* DATA FOR THE TASK
---*---

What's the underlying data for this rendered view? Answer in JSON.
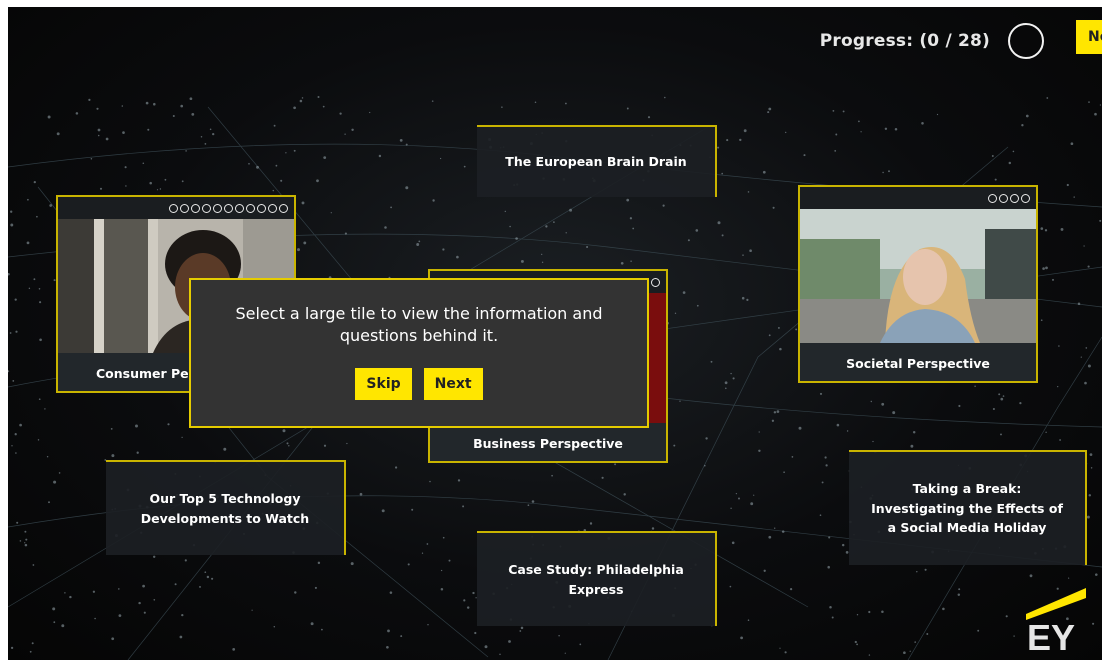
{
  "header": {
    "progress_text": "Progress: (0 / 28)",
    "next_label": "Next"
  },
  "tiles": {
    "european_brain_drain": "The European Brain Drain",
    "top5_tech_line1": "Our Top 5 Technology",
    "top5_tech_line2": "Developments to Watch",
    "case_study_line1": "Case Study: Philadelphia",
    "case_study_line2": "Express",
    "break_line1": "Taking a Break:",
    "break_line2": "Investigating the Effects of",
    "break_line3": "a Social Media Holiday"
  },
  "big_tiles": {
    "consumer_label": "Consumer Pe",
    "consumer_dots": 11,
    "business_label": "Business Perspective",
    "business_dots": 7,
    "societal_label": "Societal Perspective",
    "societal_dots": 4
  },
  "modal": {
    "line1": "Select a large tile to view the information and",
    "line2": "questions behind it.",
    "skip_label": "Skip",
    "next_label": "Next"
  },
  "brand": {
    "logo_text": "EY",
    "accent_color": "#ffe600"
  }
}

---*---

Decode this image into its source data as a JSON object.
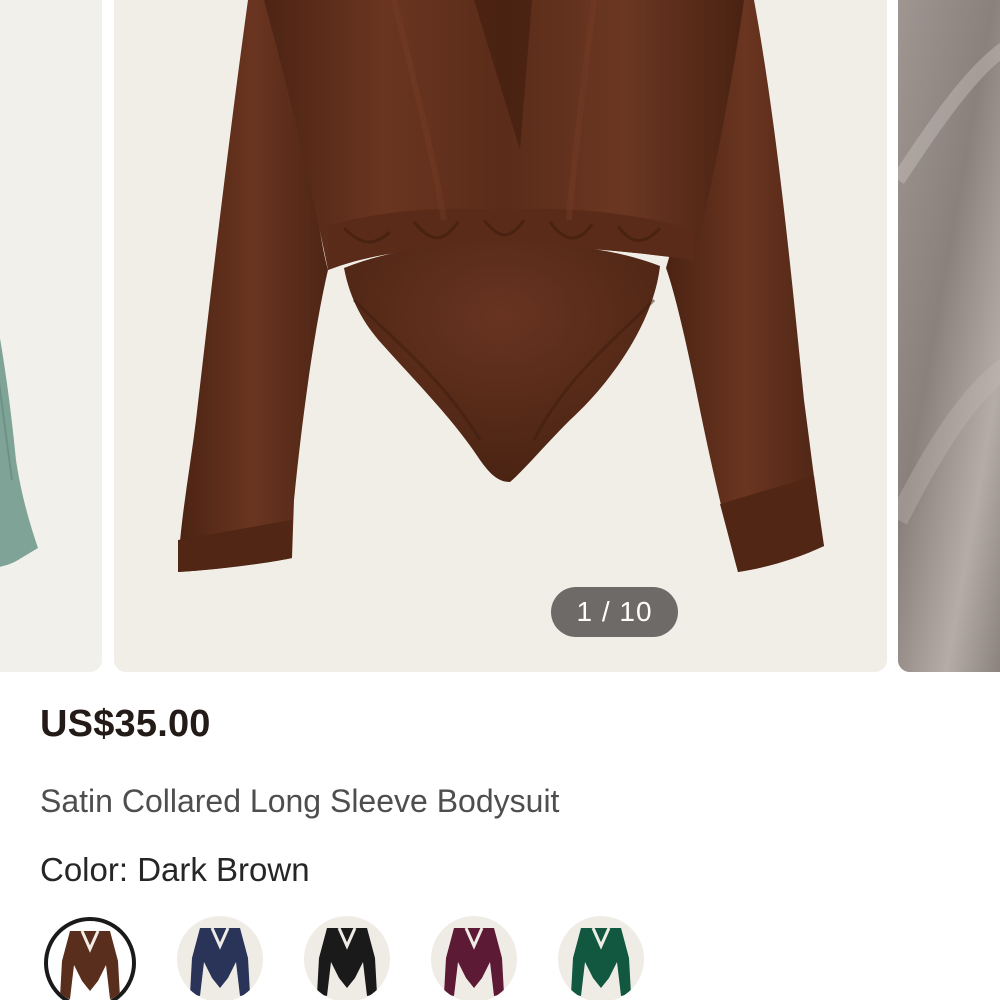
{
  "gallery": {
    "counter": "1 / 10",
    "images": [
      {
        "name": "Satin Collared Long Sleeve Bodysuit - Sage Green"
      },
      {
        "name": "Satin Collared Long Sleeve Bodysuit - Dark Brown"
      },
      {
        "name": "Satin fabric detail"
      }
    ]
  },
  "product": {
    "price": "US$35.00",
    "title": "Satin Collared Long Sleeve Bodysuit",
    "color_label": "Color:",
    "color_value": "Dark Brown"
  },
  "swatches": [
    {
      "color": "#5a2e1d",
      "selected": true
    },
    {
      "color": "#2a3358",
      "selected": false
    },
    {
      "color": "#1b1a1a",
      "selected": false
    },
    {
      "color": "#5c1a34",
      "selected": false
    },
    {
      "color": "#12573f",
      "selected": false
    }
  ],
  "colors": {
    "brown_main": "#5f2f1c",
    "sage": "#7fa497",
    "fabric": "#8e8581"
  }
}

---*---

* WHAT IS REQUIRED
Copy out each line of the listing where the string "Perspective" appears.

* OUTPUT
    "business_label": "Business Perspective",
    "societal_label": "Societal Perspective",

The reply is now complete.